The New Year is a time to get a fresh start and do things better than we did last year. It’s a time to tackle some of the items on our to-do lists that have gone neglected. This brief down time offers us a chance to start the year off sprinting, if we use it wisely.Read More
Rohen's Burning Issues Blog
Risk and Responsibility:
A disproportionate amount of fire victims are elderly or disabled. The onus is on all of us to consider a range of situations and abilities when planning for fire safety and to protect those who are more vulnerable. In some situations, particularly if you own or manage a property or business, that extends to meeting requirements under the law. Some common situations to plan for include accommodating occupants with hearing, vision, cognitive and mobility differences. Go beyond the obvious. Properly planning fire safety for all means asking more questions ahead of time.
Examples of Considerations:
Are your fire extinguishers within easy reach of someone with below average height, or someone in a wheelchair?
If an occupant had a broken leg or other temporary mobility impairment, how would that impact their ability to exit safely?
Are there less visible scenarios that need to be accounted for, such as heart conditions, autism, PTSD, arthritis, asthma or Alzheimer's?
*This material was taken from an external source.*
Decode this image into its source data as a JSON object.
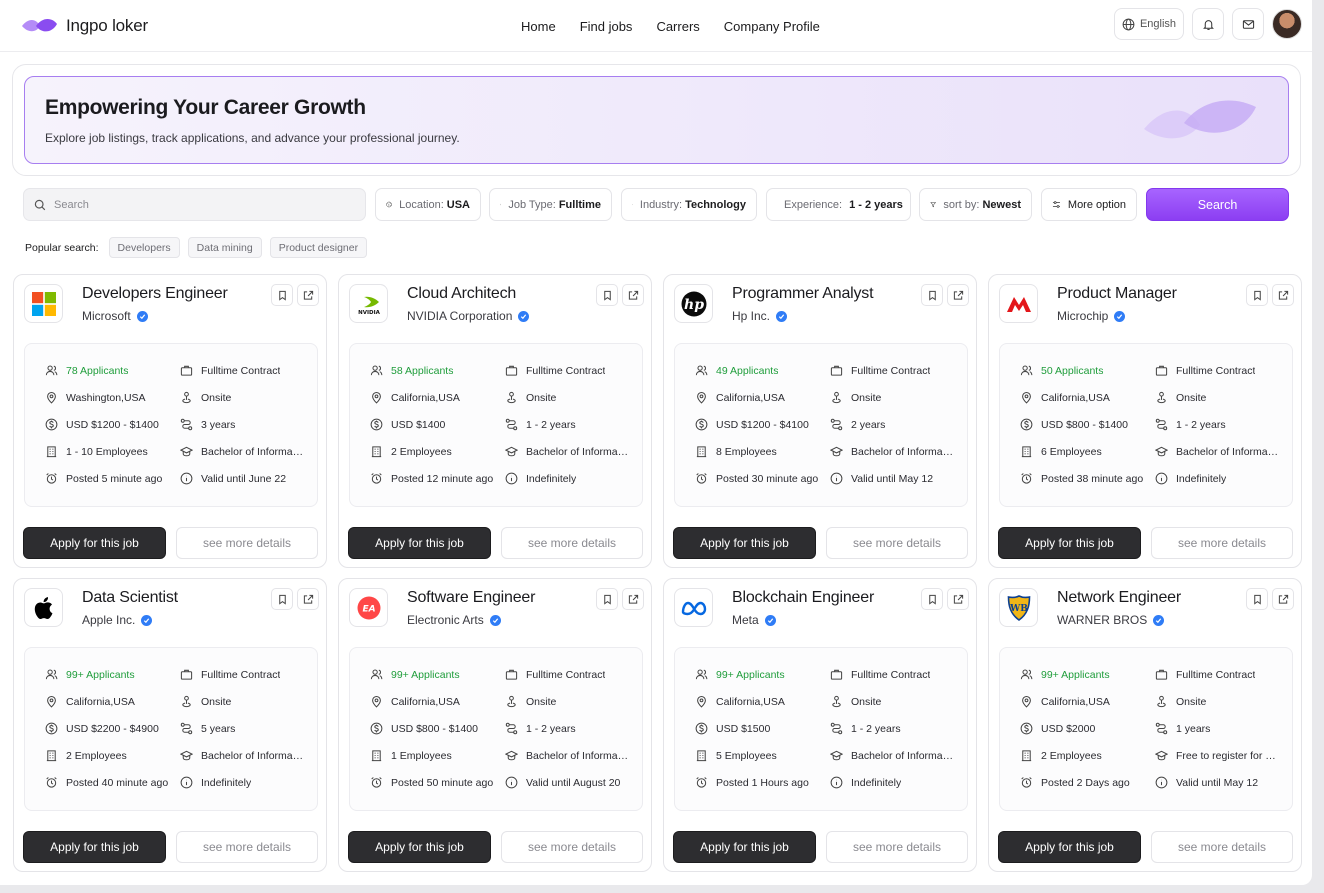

A small fire, if left unchecked, can easily and quickly spread out of control. Fire extinguishers are one of the most critical pieces of safety equipment that a business owner or property manager can have in the workplace to prevent the spread of fire and protect both property and lives.
Did you know that if you're a business property owner in Ontario and your building falls under certain use or occupancy criteria, you MUST have a Fire Safety Plan in place? A comprehensive fire safety plan is critical to protect the occupants of your building, the safety of the property itself, and the firefighters who, at any given time, may have to respond to a fire emergency.
Tags: Fire Safety Plan